PROBLEM TO SOLVE: Here is a block of records. Copy every line in it that includes "Attributes".

--------------------------------------------------

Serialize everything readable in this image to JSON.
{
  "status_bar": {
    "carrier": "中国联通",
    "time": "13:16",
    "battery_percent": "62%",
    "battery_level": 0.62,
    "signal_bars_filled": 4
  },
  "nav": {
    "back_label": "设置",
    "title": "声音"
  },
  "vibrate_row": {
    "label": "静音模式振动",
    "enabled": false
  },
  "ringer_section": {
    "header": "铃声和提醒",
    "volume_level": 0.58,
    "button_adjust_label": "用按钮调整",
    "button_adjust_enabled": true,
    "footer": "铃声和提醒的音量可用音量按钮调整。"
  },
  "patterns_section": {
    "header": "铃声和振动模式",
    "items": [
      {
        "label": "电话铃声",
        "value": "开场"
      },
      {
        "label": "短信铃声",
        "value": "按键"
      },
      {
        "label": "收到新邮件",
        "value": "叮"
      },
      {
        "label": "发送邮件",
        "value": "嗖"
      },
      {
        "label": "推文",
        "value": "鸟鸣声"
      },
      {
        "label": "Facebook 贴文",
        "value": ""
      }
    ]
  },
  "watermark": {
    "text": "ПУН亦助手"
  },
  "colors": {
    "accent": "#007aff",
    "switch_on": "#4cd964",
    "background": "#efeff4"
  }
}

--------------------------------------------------

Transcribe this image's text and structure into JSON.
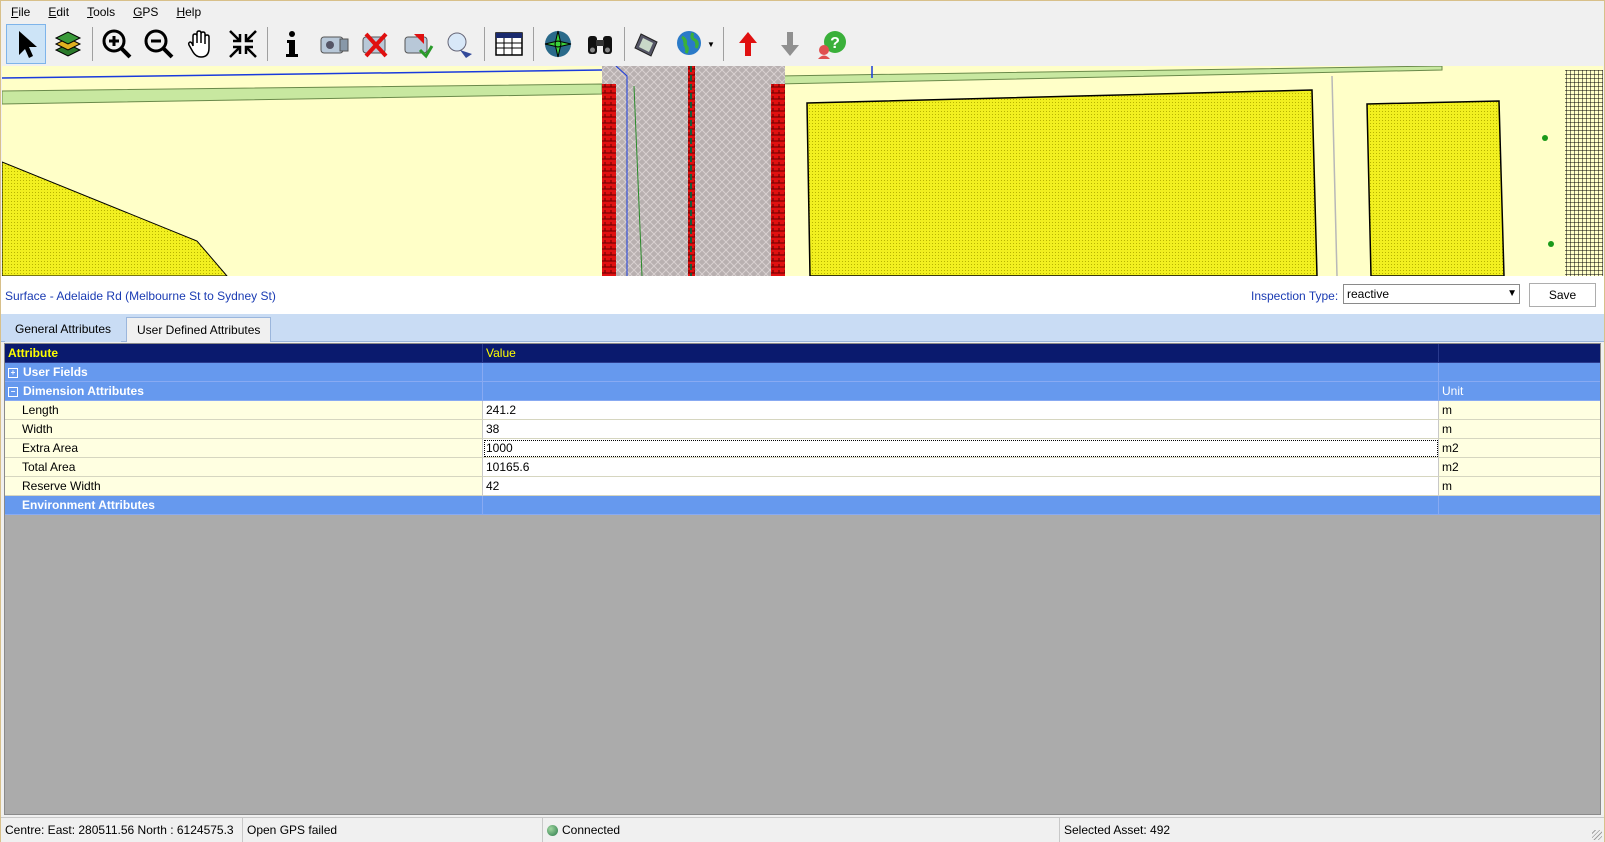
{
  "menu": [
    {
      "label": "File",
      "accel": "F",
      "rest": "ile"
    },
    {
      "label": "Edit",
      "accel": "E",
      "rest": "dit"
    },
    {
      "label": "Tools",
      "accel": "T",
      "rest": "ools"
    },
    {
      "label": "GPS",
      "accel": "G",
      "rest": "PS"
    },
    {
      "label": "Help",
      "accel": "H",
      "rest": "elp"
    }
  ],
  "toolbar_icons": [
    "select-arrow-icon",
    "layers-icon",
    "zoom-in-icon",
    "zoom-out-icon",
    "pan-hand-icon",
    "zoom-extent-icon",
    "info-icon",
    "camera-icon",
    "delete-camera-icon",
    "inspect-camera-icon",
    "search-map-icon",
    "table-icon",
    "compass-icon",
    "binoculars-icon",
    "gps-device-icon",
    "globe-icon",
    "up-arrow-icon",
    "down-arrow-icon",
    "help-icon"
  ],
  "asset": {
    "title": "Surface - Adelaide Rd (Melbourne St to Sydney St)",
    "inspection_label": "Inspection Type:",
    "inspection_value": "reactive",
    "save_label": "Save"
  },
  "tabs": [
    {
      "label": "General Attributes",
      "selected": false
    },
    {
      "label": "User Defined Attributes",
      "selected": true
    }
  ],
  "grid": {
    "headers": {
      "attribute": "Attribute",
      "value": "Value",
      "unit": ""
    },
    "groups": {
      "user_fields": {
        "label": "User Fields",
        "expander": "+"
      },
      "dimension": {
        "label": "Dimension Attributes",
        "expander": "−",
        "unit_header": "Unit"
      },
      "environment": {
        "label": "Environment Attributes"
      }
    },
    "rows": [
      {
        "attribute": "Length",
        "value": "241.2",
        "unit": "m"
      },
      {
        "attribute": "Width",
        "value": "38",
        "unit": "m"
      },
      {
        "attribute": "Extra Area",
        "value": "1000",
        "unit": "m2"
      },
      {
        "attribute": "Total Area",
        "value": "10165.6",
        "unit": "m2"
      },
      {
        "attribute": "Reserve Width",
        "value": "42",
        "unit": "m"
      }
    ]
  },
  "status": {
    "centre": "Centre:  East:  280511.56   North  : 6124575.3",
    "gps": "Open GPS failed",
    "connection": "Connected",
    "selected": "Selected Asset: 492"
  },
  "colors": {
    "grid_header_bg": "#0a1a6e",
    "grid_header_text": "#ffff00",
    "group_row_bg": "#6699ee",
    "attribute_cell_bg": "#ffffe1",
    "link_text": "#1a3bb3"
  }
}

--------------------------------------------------

ANSWER FOR THIS EXERCISE:
      "label": "General Attributes",
      "label": "User Defined Attributes",
        "label": "Dimension Attributes",
        "label": "Environment Attributes"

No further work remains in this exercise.